Celebrity Photog Harry Benson on Donald Trump: "He's Good for Our Business"

Harry Benson: Shoot First event -Greenwich International Film Festival-Getty-H 2016
Mark Sagliocco/Getty Images

Could Harry Benson become the Chief Official White House Photographer?

The 87-year-old photojournalist and celebrity photographer, and subject of documentary Harry Benson: Shoot First, has had good luck in the past when it comes to photographing President-elect Donald Trump. The documentary, acquired by Magnolia Pictures, shows many times Benson has snapped the real estate tycoon-turned-politician, including one particular instance in 1990 when he convinced Trump to pose holding $1 million in cash. "The money, the money! That was my idea. The money shows greed," Benson recalled at the afterparty for the screening held by The Cinema Society at The Carlyle in New York.
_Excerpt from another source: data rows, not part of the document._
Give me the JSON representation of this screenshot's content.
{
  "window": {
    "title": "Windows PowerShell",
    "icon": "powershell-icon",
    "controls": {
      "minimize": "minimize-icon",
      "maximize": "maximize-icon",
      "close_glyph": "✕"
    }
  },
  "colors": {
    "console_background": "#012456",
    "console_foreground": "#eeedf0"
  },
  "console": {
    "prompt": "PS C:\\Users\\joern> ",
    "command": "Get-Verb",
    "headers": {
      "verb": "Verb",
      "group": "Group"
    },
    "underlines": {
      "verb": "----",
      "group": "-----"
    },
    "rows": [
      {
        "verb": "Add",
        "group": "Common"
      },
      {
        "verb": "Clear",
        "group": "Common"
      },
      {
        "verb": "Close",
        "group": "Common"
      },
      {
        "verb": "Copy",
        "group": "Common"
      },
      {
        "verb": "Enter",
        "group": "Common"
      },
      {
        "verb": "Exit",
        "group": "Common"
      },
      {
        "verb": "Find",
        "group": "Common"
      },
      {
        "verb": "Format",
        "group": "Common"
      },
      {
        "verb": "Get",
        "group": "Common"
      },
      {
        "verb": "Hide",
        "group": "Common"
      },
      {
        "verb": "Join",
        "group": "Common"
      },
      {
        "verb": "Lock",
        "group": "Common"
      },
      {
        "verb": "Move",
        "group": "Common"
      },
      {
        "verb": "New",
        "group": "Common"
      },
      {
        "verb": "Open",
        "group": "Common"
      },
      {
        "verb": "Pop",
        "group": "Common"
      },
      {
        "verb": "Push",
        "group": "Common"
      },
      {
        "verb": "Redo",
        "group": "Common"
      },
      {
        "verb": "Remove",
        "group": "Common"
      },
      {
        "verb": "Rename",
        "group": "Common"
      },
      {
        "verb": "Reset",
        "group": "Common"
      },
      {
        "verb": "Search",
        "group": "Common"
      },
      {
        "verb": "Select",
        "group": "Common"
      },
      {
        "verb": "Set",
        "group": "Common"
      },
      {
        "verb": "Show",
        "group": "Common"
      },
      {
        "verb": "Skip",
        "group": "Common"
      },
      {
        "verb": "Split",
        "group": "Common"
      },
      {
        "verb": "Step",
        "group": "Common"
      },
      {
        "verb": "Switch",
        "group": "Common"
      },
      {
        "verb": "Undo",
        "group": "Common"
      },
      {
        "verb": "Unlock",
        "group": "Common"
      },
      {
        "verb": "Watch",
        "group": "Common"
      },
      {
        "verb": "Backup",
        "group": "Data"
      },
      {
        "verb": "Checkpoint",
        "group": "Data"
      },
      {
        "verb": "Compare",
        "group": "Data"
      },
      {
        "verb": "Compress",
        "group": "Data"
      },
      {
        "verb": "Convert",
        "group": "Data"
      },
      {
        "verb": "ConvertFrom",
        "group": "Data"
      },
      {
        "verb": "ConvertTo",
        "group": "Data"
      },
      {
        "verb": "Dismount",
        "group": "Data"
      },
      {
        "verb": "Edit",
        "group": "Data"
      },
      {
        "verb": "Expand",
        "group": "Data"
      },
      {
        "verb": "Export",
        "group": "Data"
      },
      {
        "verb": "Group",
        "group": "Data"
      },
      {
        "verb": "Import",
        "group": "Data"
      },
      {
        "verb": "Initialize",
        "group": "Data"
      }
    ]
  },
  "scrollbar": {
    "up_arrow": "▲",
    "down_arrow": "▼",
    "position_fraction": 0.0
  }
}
Trump, however, didn't seem to mind. "As long as he makes me look good, I'm happy," the president-elect said of Benson in the documentary, which will be released on Dec. 9. Benson, perhaps best known for his pillow-fighting images of The Beatles that launched his career, has shot many controversial figures — and pictures — over the years, including Ku Klux Klan leader Robert Shelton in the 1960s; Elizabeth Taylor just hours after her brain surgery in 1997; a breast-feeding Deborah Norville in 1991 that may have cost the Today anchor her job; playful pictures of Mark David Chapman, the man who killed John Lennon in 1980; and a distraught Ethel Kennedy only moments after Bobby Kennedy's 1968 assassination.

The image shows her reaching up to block Benson's camera lens. He also has intimately shot every president since Eisenhower. But will he again get a chance to photograph the president-elect? "I don't know," he shrugged. "But I'll tell you something about Donald Trump. He's good for our business. He's a character. You don't leave empty-handed. You get a picture. He'll give the photographers a lot of good pictures; he'll give the writers good quotes. That's what it means; you're working and it's important in your life." 

With no plans to retire anytime soon, the 87-year-old still has people on his bucket list he'd like to shoot, despite having captured the majority of the heavy-hitters. At the top of the list? "I'd like to do [Vladimir] Putin," he said at The Carlyle (the evening was feting the screening but also his 87th birthday). "I don't know [what I'd ask him], but I'd like to photograph him." 

A version of this story first appeared in the Dec. 16 issue of The Hollywood Reporter magazine. To receive the magazine, click here to subscribe.